Censorship OF Books, supervision of publications by means of a preliminary examination and authorization, under Church or state law. The design of censorship has always been to hinder the publication of writings supposed to be dangerous either to the state or to religion (i.e. under Roman Catholic authority, to the Church). The practice has been defended
(1) by the example given in Ac 19:9, where the "books of curious arts" were burnt;
(2) by the responsibility of the Church for the souls of the flock, liable to be destroyed by bad books;
(3) by the duty of teaching, which includes the withholding of bad doctrine as well as the furnishing of good.
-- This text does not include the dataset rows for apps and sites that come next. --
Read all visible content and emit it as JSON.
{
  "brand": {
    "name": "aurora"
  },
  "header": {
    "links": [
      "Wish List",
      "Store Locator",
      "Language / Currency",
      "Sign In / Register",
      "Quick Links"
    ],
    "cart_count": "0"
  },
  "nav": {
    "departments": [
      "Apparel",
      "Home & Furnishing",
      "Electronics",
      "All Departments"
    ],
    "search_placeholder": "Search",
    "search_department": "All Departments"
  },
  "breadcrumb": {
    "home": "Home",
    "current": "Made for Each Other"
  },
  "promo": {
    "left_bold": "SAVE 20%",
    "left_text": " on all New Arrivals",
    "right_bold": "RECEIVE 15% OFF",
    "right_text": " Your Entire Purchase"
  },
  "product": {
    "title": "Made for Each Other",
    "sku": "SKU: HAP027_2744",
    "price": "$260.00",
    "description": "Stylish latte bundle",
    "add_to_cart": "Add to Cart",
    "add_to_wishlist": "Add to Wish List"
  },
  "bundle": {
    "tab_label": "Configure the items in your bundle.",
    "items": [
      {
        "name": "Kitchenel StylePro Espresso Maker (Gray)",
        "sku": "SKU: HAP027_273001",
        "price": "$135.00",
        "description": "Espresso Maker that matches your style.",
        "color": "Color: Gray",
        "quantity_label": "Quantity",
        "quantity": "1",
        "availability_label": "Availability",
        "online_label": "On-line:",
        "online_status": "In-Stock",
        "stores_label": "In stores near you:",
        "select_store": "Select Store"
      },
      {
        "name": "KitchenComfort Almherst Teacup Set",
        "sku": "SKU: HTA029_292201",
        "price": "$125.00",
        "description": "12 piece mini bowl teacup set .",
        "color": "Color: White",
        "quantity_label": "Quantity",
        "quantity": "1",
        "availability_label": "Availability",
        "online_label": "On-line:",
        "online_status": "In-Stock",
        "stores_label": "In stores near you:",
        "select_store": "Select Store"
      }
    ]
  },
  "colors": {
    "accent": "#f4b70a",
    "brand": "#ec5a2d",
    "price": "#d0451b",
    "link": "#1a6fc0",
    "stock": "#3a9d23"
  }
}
Before the invention of printing, it was comparatively easy to control the circulation of manuscripts, and to destroy them when thought necessary. But the discovery of that art, and the spread of the Reformation in the sixteenth century, induced stronger measures and rules on the part of the Roman Church than had been known before, in order to prevent the diffusion of heretical literature. A censorship was officially established by the bull of Leo X, May 12,1515, commanding the bishops and inquisitors to examine all works before publication, and not to tolerate any of heretical tendencies. The Council of Trent expressly prohibited the printing or reading of heretical books in the terms following: "No one shall be permitted to print, or cause to be printed, any books relating to religion without the name of the author; neither shall any one hereafter sell such books, or even retain them in his possession, unless they have been first examined and approved by the ordinary, under penalty of anathema, and the pecuniary fine adjudged by the last Council of Lateran. And if they be regulars they shall obtain, besides this examination and approval, the license of their superiors, who shall examine the books according to the forms of their statutes. Those who circulate or publish them in manuscript, without being examined and approved, shall be liable to the same penalties as the printers; and those who possess or read them, unless they declare the authors of them, shall themselves be considered as the author. The approbation of books of this description shall be given in writing, and shall be placed in due form on the titlepage of the book, whether manuscript or printed; and the whole, that is, the examination and the approval, shall be gratuitous, that what is deserving may be approved, and what is unworthy may be rejected" (Session IV). A committee was appointed to carry out this law by proper enactments, which resulted in the Index Librorum prohibitorum, or Index Expurgatorius, and in the establishment of the Congregation of the Index as a perpetual censorship. The popes sought also to obtain the assistance of the civil authorities in the carrying out of the censorship, and we find that several German states published edicts in 1524, 1530, 1541, 1548, 1567, 1577, etc. recommending a stricter control of the press. Still stricter regulations were afterwards enacted in Spain, Italy, and France. In 1522 the legate Chierepati maintained in the free town of Nuremberg that it was right to take and burn all works printed without authority, and that the printers and publishers of such works were punishable. In most Roman Catholic countries there arose a twofold censorship, that of the bishops and that of the state. In many cases the two were united into one. The process was simple: the censor or licenser read over the MS. to be printed, and, after striking out any objectionable passages, certified that the work might be printed. Hence, in old books, we see the word imprimatur (let it be printed), followed by the signatures of the authorities. In England a censorship was established by act of Parliament in 1662, 13 Char. II, 100:33: "An act for preventing the frequent abuses in printing seditious, treasonable, and unlicensed looks and pamphlets, and for regulating of printing and printing-presses." This was a temporary act, renewed from time to time; and its renewal was refused in 1693, owing to a quarrel between the House of Commons and the licenser. Since that time there has been, generally speaking, no restriction on what any man may publish; and he is merely responsible to the law if in his publication he should commit any public or private wrong. On the Continent of Europe the censorship became generally less stringent after the conclusion of the peace of Westphalia, although Lecpold I and Francis II continued to enforce it. It was abolished in Denmark in 1770; Sweden, 1809; France, 1827; Belgium, 1830; Spain, 1893; Germany and Austria, 1848. — Pierer, Universal Lexikon, s.v.; Chambers, Encyclopædia; Milton, Liberty of Unlicensed Printing; Mendham, Literary Policy of the Ch. of Rome; M'Crie, Reformation in Italy, ch. 5. SEE INDEX (EXPURGATORIUS).